_YOUR TASK_. Go over the listing below line by line and tally those containing "Harbor". Give only the tally.

_SUPPLIED DATA_.

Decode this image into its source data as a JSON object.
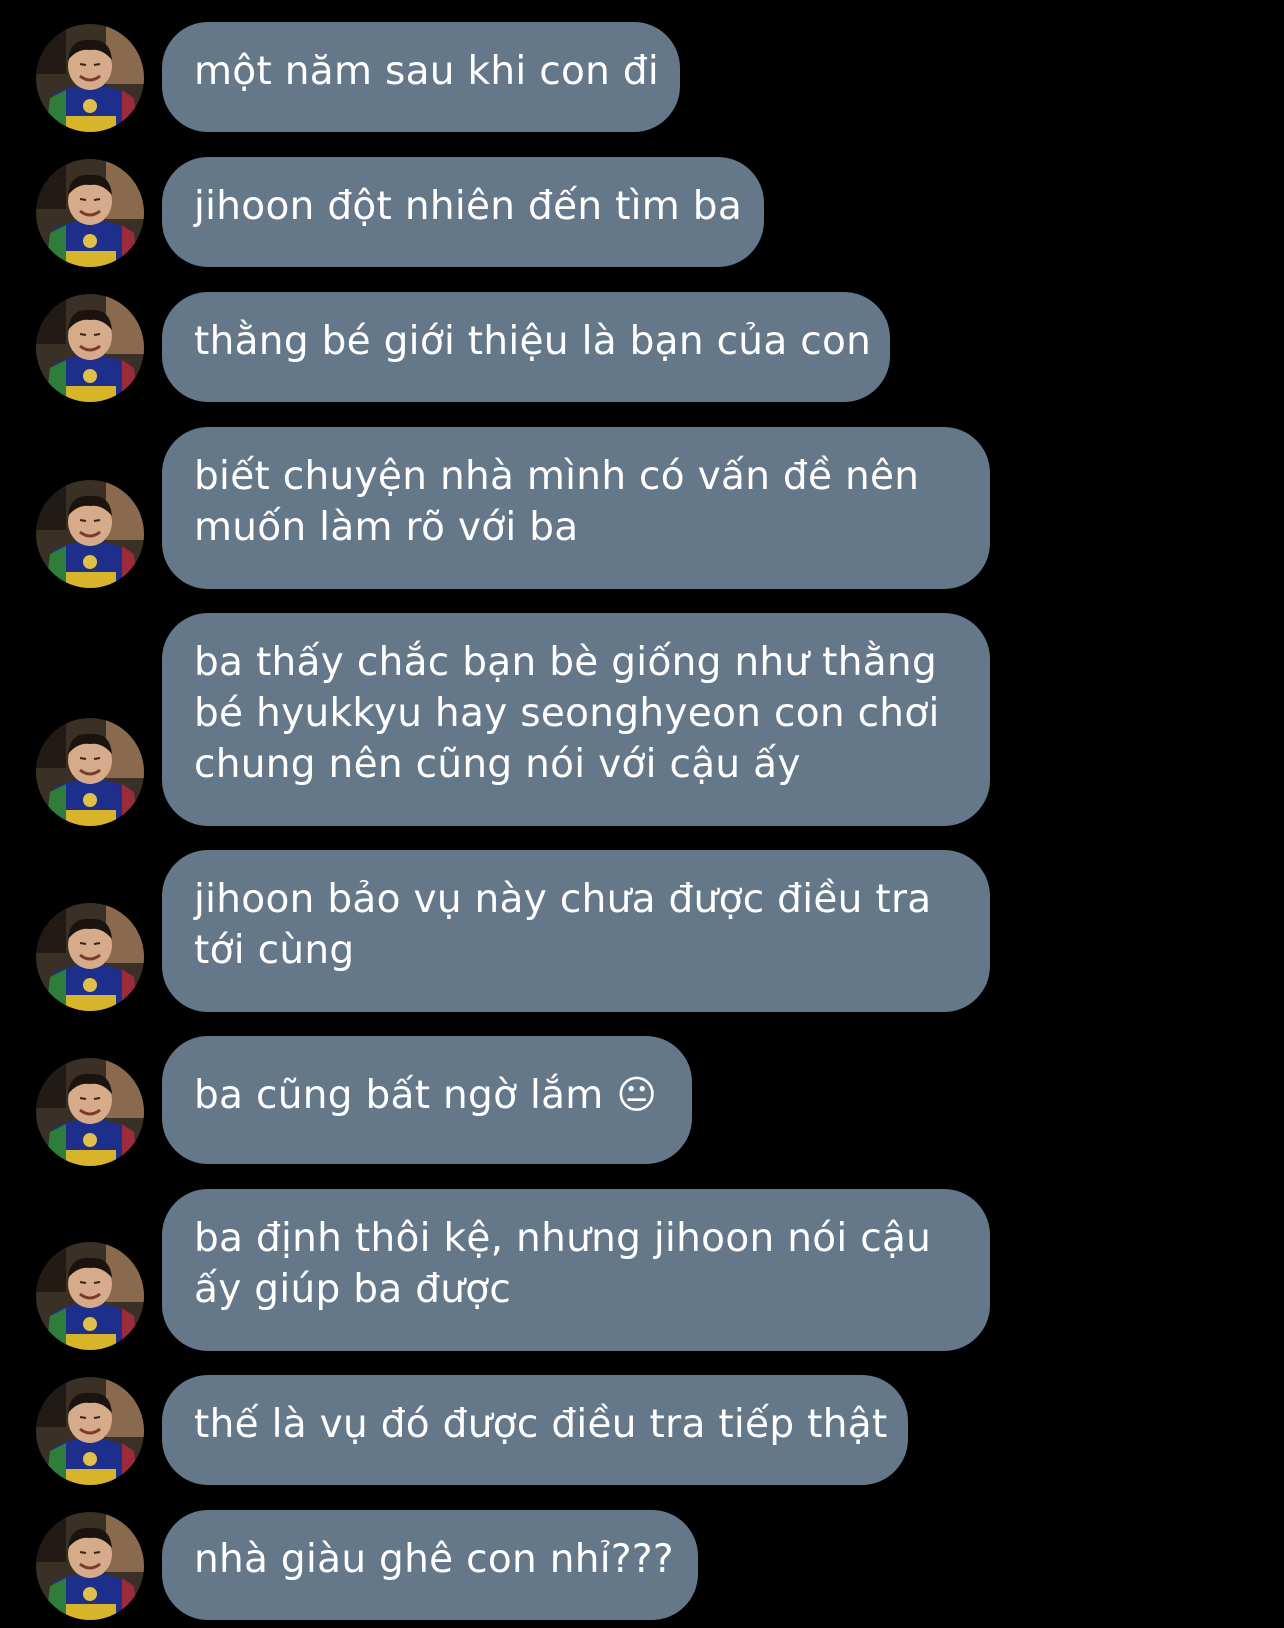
{
  "messages": [
    {
      "lines": [
        "một năm sau khi con đi"
      ]
    },
    {
      "lines": [
        "jihoon đột nhiên đến tìm ba"
      ]
    },
    {
      "lines": [
        "thằng bé giới thiệu là bạn của con"
      ]
    },
    {
      "lines": [
        "biết chuyện nhà mình có vấn đề nên",
        "muốn làm rõ với ba"
      ]
    },
    {
      "lines": [
        "ba thấy chắc bạn bè giống như thằng",
        "bé hyukkyu hay seonghyeon con chơi",
        "chung nên cũng nói với cậu ấy"
      ]
    },
    {
      "lines": [
        "jihoon bảo vụ này chưa được điều tra",
        "tới cùng"
      ]
    },
    {
      "lines": [
        "ba cũng bất ngờ lắm 😐"
      ]
    },
    {
      "lines": [
        "ba định thôi kệ, nhưng jihoon nói cậu",
        "ấy giúp ba được"
      ]
    },
    {
      "lines": [
        "thế là vụ đó được điều tra tiếp thật"
      ]
    },
    {
      "lines": [
        "nhà giàu ghê con nhỉ???"
      ]
    }
  ],
  "avatar": {
    "icon": "child-photo-avatar-icon"
  },
  "colors": {
    "background": "#000000",
    "bubble": "#64788a",
    "text": "#ffffff"
  }
}
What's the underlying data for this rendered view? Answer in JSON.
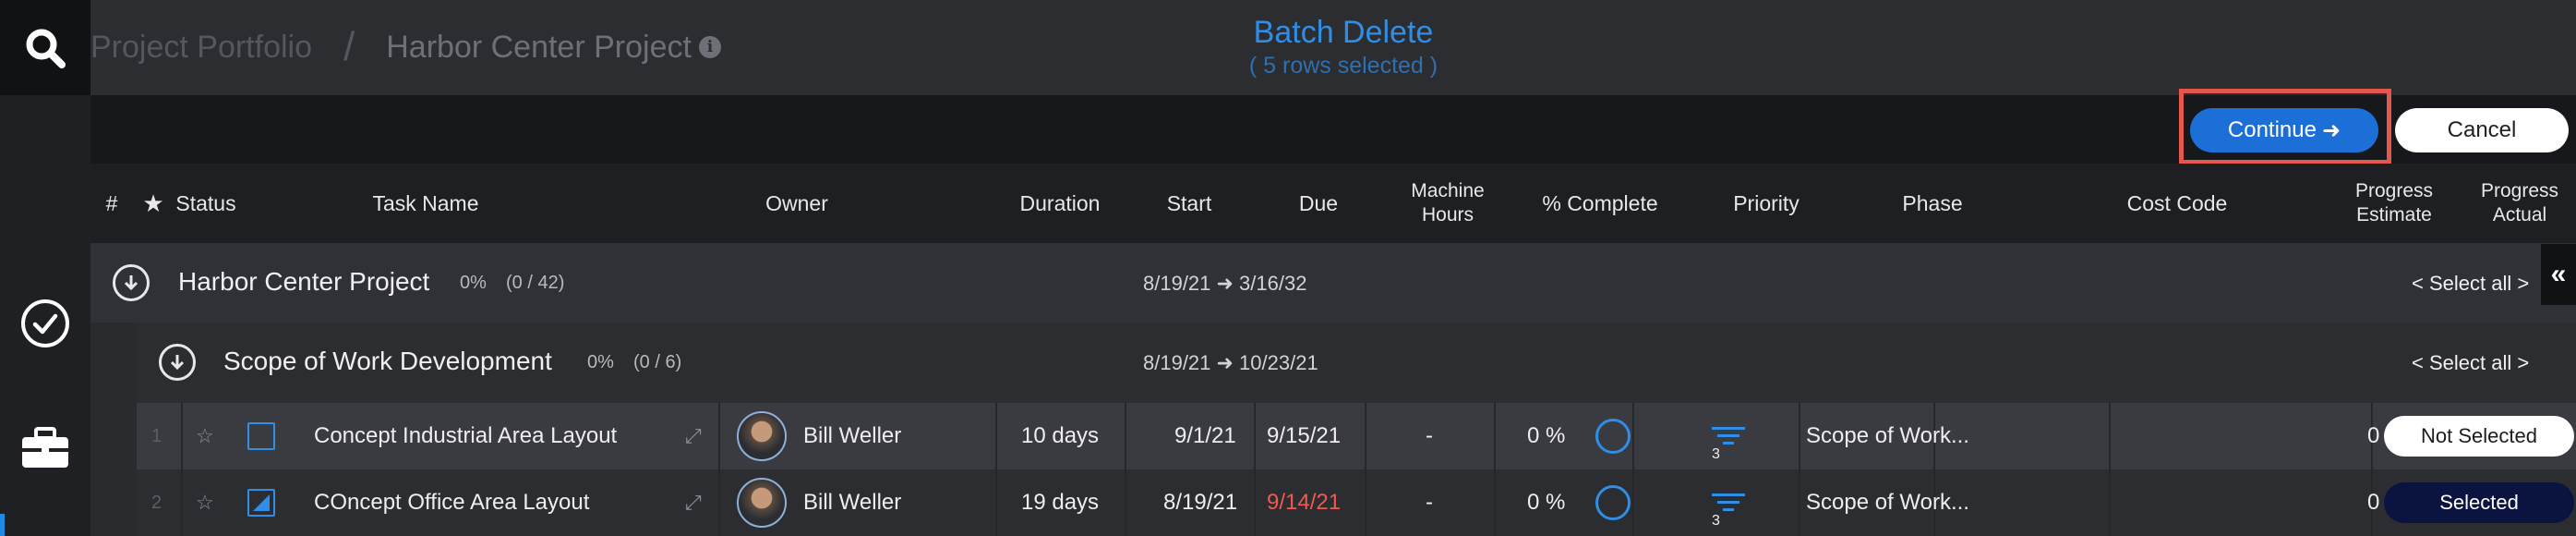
{
  "breadcrumb": {
    "root": "Project Portfolio",
    "separator": "/",
    "current": "Harbor Center Project",
    "info_icon": "i"
  },
  "batch": {
    "title": "Batch Delete",
    "subtitle": "( 5 rows selected )"
  },
  "actions": {
    "continue_label": "Continue",
    "continue_arrow": "➜",
    "cancel_label": "Cancel"
  },
  "rail": {
    "icons": [
      "search-icon",
      "check-circle-icon",
      "briefcase-icon"
    ]
  },
  "columns": {
    "num": "#",
    "star": "★",
    "status": "Status",
    "task_name": "Task Name",
    "owner": "Owner",
    "duration": "Duration",
    "start": "Start",
    "due": "Due",
    "machine_hours_1": "Machine",
    "machine_hours_2": "Hours",
    "pct_complete": "% Complete",
    "priority": "Priority",
    "phase": "Phase",
    "cost_code": "Cost Code",
    "progress_estimate_1": "Progress",
    "progress_estimate_2": "Estimate",
    "progress_actual_1": "Progress",
    "progress_actual_2": "Actual"
  },
  "groups": [
    {
      "name": "Harbor Center Project",
      "pct": "0%",
      "count": "(0 / 42)",
      "dates": "8/19/21 ➜ 3/16/32",
      "select_all": "< Select all >"
    },
    {
      "name": "Scope of Work Development",
      "pct": "0%",
      "count": "(0 / 6)",
      "dates": "8/19/21 ➜ 10/23/21",
      "select_all": "< Select all >"
    }
  ],
  "collapse_icon": "«",
  "rows": [
    {
      "num": "1",
      "task": "Concept Industrial Area Layout",
      "owner": "Bill Weller",
      "duration": "10 days",
      "start": "9/1/21",
      "due": "9/15/21",
      "due_overdue": false,
      "machine_hours": "-",
      "pct_complete": "0 %",
      "priority": "3",
      "phase": "Scope of Work...",
      "progress_actual": "0",
      "selection": "Not Selected",
      "checked": false
    },
    {
      "num": "2",
      "task": "COncept Office Area Layout",
      "owner": "Bill Weller",
      "duration": "19 days",
      "start": "8/19/21",
      "due": "9/14/21",
      "due_overdue": true,
      "machine_hours": "-",
      "pct_complete": "0 %",
      "priority": "3",
      "phase": "Scope of Work...",
      "progress_actual": "0",
      "selection": "Selected",
      "checked": true
    }
  ],
  "colors": {
    "accent": "#2f8ee6",
    "continue_button": "#1d6fd8",
    "highlight_border": "#e5574d",
    "overdue": "#f0594f",
    "selected_pill": "#0b1340"
  }
}
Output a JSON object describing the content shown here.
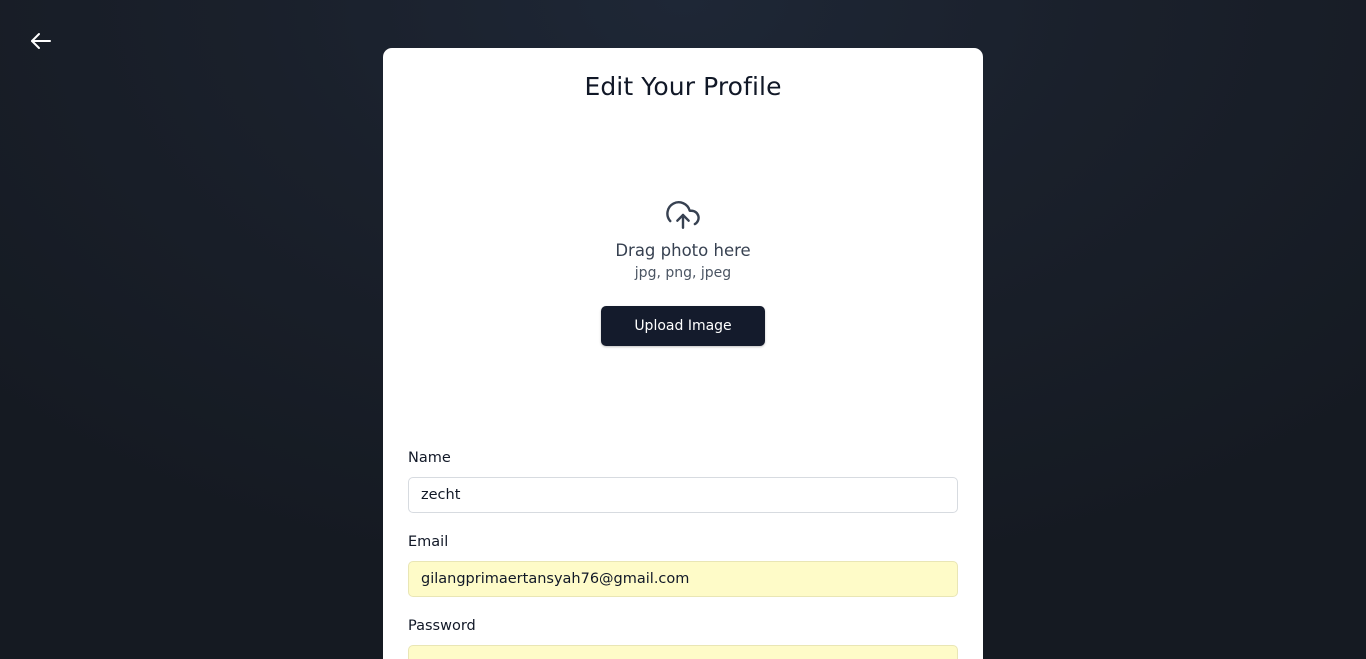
{
  "nav": {
    "back_icon": "arrow-left-icon"
  },
  "card": {
    "title": "Edit Your Profile"
  },
  "upload": {
    "icon": "cloud-upload-icon",
    "drag_text": "Drag photo here",
    "formats": "jpg, png, jpeg",
    "button_label": "Upload Image"
  },
  "form": {
    "name": {
      "label": "Name",
      "value": "zecht"
    },
    "email": {
      "label": "Email",
      "value": "gilangprimaertansyah76@gmail.com"
    },
    "password": {
      "label": "Password",
      "value": ""
    }
  },
  "colors": {
    "background": "#1a202b",
    "card": "#ffffff",
    "button": "#141b2c",
    "autofill": "#fefbc8"
  }
}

_SOLVED EXERCISE_. 2